Work instruction:
Each line below either holds the string "modules" or doesn't. Count those that do and give only the number.

[Page and application data records]

════════

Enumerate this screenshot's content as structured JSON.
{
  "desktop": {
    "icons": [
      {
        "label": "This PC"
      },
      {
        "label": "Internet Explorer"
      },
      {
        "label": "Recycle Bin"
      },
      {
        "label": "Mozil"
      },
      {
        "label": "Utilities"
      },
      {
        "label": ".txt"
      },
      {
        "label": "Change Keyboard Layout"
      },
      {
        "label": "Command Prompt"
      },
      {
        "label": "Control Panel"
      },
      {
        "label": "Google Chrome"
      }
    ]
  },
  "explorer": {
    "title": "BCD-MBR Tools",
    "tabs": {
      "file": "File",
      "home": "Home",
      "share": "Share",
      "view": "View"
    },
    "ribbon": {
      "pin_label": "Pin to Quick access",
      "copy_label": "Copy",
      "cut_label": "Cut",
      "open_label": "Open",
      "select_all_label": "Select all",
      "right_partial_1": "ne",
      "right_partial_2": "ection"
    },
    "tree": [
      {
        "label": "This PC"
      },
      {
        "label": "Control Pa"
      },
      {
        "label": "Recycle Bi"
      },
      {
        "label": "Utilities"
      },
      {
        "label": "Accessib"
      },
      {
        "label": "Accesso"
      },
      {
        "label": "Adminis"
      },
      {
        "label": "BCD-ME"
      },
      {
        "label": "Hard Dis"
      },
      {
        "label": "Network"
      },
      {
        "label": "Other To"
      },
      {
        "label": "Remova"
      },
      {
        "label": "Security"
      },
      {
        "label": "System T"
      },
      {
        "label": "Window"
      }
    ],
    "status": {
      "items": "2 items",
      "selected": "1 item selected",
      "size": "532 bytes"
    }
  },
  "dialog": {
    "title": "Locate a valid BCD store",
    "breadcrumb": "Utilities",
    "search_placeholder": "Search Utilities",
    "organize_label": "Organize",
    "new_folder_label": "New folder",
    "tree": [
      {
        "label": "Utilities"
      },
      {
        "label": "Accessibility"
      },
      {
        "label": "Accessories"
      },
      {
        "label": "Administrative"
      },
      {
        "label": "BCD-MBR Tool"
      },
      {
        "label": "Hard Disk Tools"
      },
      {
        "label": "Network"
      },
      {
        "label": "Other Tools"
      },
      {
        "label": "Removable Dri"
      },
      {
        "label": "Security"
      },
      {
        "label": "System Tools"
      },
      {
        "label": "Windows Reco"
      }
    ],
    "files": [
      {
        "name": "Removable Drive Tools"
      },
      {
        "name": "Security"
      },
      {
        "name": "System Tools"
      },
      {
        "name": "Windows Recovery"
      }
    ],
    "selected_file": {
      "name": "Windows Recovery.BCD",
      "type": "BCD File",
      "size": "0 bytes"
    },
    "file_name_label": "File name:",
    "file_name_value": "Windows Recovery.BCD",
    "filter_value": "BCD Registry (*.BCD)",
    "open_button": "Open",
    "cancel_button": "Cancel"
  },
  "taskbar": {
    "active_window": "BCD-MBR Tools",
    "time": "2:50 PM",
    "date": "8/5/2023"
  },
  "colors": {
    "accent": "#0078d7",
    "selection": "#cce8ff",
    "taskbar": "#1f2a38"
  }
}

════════

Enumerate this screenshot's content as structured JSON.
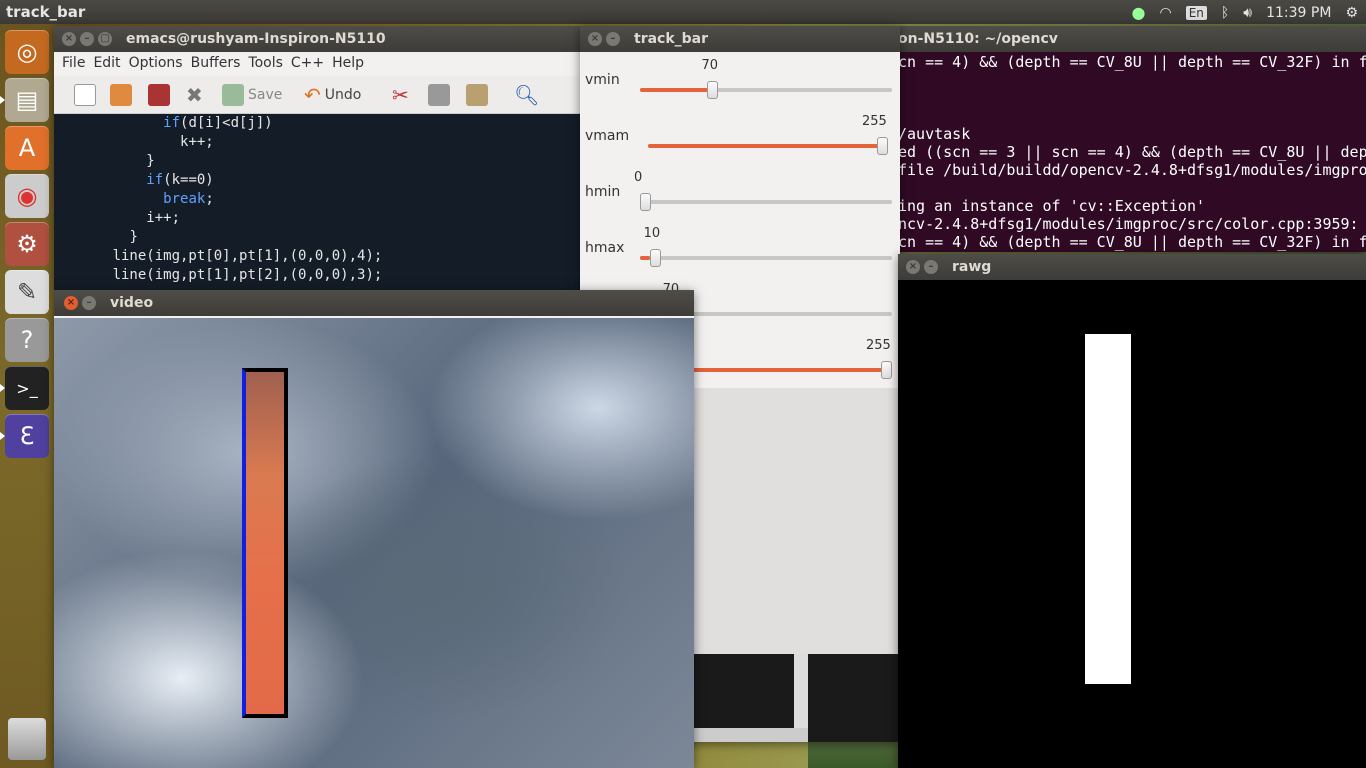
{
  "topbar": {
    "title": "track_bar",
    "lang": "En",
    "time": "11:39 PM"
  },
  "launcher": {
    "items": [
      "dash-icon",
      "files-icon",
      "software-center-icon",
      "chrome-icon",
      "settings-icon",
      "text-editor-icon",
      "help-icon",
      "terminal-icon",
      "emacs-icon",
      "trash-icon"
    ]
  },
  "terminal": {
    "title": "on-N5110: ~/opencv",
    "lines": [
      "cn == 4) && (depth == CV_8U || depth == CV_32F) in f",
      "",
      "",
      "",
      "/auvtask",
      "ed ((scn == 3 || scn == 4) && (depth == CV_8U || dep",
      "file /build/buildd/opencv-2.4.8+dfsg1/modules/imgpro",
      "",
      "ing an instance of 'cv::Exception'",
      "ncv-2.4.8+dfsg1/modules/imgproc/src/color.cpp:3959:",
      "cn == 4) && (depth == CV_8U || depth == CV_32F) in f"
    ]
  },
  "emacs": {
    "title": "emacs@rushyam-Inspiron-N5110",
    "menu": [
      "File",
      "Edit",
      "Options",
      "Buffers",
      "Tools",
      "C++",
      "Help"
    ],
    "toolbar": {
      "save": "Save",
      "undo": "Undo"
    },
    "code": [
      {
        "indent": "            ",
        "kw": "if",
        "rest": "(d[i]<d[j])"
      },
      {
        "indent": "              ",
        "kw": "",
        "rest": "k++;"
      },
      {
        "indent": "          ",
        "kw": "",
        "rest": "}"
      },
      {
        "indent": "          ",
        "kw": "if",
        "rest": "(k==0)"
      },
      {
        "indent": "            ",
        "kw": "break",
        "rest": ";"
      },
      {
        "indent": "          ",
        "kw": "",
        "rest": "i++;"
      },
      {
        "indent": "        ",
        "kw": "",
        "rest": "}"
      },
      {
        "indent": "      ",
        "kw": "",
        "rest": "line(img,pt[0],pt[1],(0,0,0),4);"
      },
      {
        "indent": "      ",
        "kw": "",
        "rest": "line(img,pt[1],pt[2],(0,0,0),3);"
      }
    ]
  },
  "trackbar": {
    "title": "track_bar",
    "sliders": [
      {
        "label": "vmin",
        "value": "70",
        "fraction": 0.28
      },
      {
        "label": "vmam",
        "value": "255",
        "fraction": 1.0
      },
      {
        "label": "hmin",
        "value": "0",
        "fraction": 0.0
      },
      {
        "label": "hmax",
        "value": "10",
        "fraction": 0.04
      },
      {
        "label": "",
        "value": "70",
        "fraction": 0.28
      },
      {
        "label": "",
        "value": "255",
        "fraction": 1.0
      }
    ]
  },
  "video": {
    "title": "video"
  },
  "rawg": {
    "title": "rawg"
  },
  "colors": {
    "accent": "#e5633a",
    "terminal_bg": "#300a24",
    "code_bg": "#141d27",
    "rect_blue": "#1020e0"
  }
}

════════

Result:
2